My property was a quarter-mile across a rice field from the log deck where I parked. When I got out of my truck, I got my binoculars and glassed the woods edge adjacent the rice field. Low and behold, Big Boy was with his harem of about a dozen hens. I quickly developed my plan. The flock was on the woods road and edge of the rice field. They seemed to be slowly meandering south toward a big stretch of woods with big wolf loblolly pines in which they sometimes roosted. I snuck around to the juncture of my woods, the rice field and the big woods, where I sometimes saw hen tracks and gobbler tracks bisecting strut marks.
Patience is not one of my best traits, but that is what I employed. I sat up. The flock was slowly coming my way feeding in the rice field and on the Kentucky bluegrass that sprouted along the woods road. He strutted mostly, but fed on the bluegrass, too. I must have checked my safety a hundred times.
As they approached, I envisioned they would pass by me, but there were too many eyes; I don’t want all those eyes looking for that sassy hen intruder. I let them come and stay silent. They get close, and my biggest challenge is not to shoot the hens. My gun is on my knee. Finally, he separated enough, and I putted on my diaphragm. The gobbler raised his periscope up, and I shot. Pandemonium ensued, the air filled with flying turkeys. I saw flopping, but in my haste to get to the bird, I jump into a small creek separating us. There lay Big Boy, 1 ounce shy of 22 pounds with a 12-inch beard, 1¼-inch spurs and registering a score of 70 in the NWTF Wild Turkey Records. I only called one time, and that was to get him to raise his head. Knowledge of turkey habits paid “big boy” dividends. Keeping quiet worked.
If I’m hunting unpressured gobblers, particularly Western subspecies, or gobblers mildly interested, I call aggressively. I try to keep them engaged with lively banter, fastening their fickle mind on what should be the hen of their dreams.
But if you have the proverbial “gobbler on a string,” vocal restraint is in order. Sometimes you can intrude into a gobbler’s head. He loves what you say. Cuts you off with his gobbles. Double gobbles. Closes the distance with every gobble. It’s exciting to hear it rain thunder, but you don’t improve the situation with loud calling when he is close. Just shut up and get ready.

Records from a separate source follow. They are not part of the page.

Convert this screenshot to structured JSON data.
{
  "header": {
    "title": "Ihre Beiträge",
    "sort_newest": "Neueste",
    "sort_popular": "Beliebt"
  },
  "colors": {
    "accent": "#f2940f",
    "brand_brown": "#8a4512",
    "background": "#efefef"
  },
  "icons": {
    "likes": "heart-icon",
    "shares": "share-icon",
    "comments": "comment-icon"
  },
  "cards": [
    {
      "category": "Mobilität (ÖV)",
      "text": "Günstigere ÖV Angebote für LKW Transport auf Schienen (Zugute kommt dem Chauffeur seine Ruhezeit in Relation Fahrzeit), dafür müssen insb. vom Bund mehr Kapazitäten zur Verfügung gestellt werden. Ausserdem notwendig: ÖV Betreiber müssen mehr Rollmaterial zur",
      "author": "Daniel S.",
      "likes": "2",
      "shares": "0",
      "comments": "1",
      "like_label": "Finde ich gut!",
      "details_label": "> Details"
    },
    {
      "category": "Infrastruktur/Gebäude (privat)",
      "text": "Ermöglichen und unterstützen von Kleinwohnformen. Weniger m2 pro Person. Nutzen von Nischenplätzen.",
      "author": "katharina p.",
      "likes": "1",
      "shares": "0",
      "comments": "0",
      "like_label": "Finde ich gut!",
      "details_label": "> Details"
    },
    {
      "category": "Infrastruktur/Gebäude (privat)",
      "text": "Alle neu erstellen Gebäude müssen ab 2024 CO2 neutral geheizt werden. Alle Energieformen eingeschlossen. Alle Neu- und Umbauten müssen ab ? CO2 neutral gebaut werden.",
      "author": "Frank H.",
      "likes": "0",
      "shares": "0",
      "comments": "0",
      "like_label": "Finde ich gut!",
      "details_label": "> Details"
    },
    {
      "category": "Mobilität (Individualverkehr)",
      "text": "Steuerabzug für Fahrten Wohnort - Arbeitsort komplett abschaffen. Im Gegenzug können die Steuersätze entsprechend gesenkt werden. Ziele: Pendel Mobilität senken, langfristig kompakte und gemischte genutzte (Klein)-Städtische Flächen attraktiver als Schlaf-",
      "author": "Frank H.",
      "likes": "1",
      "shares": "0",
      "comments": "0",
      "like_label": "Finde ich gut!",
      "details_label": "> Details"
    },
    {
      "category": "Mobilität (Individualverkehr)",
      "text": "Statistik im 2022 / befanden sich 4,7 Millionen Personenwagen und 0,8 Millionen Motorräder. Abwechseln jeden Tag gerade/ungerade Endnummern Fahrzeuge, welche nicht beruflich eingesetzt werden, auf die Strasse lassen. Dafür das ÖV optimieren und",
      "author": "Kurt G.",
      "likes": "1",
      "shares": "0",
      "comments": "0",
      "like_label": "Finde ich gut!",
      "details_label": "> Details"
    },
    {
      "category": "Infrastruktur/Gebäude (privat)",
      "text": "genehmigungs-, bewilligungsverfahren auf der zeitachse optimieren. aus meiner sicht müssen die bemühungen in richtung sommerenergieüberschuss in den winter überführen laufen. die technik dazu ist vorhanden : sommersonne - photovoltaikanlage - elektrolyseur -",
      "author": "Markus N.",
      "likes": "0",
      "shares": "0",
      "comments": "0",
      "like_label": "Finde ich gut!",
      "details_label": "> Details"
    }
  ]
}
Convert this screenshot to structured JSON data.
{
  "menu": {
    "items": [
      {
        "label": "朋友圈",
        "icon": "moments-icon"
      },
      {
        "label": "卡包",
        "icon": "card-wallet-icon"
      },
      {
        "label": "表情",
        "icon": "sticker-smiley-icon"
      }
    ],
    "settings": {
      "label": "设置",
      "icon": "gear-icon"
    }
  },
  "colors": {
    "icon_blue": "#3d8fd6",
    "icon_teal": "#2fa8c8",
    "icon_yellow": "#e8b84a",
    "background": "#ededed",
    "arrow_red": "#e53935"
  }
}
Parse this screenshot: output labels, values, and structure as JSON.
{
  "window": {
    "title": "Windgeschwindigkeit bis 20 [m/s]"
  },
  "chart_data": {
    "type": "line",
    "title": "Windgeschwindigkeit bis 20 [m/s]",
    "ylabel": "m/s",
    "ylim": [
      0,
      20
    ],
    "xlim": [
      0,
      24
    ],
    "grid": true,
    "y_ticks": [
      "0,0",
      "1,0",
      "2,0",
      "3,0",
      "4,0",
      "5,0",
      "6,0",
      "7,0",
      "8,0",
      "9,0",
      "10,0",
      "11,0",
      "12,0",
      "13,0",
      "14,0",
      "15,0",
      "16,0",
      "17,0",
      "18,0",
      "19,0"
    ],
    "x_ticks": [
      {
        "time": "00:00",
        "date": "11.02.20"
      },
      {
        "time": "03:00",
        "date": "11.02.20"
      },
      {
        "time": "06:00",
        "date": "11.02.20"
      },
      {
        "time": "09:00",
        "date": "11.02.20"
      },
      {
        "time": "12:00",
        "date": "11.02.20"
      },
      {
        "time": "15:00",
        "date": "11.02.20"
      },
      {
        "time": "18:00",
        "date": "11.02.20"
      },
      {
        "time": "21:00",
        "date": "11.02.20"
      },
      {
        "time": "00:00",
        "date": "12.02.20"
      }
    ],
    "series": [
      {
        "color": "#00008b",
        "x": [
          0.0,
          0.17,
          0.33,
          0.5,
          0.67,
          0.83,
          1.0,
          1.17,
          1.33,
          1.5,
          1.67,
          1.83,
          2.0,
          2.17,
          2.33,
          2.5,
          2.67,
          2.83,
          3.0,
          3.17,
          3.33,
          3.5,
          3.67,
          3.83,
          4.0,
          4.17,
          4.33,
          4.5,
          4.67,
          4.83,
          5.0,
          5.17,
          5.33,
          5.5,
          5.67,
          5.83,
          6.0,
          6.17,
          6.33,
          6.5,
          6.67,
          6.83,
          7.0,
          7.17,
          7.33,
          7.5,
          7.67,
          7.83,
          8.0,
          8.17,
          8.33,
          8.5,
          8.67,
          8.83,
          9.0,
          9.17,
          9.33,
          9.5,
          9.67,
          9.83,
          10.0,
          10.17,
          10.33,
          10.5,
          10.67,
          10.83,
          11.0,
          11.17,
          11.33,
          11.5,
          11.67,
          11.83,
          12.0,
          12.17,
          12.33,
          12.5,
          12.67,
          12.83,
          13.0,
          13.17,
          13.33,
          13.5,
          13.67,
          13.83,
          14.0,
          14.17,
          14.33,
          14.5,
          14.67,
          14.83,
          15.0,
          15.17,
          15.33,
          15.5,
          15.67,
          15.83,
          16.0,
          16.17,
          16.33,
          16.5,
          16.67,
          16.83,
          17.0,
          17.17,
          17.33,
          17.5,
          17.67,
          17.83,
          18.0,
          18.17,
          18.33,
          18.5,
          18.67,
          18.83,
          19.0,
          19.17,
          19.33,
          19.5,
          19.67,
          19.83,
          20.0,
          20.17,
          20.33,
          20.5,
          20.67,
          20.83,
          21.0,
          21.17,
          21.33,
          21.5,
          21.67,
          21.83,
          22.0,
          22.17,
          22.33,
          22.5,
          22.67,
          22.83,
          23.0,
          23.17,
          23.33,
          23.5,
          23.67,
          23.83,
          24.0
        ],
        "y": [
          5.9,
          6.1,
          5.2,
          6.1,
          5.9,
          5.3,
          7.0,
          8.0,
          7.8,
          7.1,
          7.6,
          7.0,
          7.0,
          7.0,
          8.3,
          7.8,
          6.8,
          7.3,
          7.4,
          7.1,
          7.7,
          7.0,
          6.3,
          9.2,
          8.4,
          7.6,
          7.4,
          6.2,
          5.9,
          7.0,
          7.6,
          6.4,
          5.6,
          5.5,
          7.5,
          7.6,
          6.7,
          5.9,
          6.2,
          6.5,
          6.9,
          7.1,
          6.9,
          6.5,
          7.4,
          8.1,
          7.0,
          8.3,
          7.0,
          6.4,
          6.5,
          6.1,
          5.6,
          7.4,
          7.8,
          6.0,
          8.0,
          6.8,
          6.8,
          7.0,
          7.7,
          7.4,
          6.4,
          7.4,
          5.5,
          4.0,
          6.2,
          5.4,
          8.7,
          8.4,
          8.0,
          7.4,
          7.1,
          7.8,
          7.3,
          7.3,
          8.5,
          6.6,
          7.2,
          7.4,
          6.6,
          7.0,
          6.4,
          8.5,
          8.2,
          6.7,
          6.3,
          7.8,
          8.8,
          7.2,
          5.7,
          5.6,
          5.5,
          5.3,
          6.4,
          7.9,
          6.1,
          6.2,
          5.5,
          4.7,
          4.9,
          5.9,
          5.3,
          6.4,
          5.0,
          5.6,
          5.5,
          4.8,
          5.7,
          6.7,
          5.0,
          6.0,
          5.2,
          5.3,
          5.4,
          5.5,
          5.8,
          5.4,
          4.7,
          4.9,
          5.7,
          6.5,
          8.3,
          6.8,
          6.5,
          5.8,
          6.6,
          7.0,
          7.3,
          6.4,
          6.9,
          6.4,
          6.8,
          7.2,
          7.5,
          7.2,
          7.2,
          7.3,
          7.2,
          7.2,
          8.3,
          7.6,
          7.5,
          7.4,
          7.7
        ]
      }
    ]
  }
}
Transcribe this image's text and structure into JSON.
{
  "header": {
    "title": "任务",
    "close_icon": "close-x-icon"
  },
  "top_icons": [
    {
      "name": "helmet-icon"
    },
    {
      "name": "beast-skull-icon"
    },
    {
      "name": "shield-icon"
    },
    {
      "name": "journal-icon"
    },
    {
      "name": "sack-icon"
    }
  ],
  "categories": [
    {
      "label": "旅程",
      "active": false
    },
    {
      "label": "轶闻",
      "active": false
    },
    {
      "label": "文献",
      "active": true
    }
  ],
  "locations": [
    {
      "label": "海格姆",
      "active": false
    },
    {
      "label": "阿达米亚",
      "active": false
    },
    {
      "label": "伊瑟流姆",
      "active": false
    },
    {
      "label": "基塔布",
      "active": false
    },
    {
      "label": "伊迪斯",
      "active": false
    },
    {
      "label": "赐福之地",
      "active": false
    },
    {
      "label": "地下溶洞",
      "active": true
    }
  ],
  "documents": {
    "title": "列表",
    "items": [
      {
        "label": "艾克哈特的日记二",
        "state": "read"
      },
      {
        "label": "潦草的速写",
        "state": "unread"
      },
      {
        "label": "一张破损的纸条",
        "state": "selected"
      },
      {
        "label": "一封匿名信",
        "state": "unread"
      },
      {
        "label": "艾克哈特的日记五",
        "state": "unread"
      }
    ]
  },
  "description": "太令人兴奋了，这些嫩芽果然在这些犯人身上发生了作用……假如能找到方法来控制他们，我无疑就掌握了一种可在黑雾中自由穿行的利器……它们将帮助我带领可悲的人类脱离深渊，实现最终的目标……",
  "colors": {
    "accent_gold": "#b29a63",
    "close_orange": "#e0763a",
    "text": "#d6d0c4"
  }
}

I sometimes hunt open burned longleaf pine habitat. Years ago, I learned this lesson. Turkeys have good eyesight. I would get a gobbler to gobble and come toward me, but when I would call to him at a long distance with him in sight, he would gobble to me and strut. Then he would look for the hen and hang up trolling and strutting. Now I try to set up where I can shoot him when I can see him, but not in a thicket that they usually avoid. Also, a decoy may help entice him.
Public land hunting is another situation where less calling can be good. Every time he gobbles, other hunters can hear and respond. With lots of hunting pressure, gobblers hear lots of calling and can get call shy. Soft clucks and purrs, with long silent intervals, may be more productive.
Patience is often lacking in turkey hunters. Sometimes gobblers gobble and hustle in. Other times, they just take their time. Even though you don’t hear gobbles, it doesn’t mean he isn’t meandering in. Also, often they won’t take the time to gobble when they are moving toward the hen calling. Listen for drumming, the most exciting sound in the world.
Calling often is effective in enticing long beards, but sometimes you have to adjust to the situation. Be a hunter. Mum can sometimes be an effective strategy for closing the deal.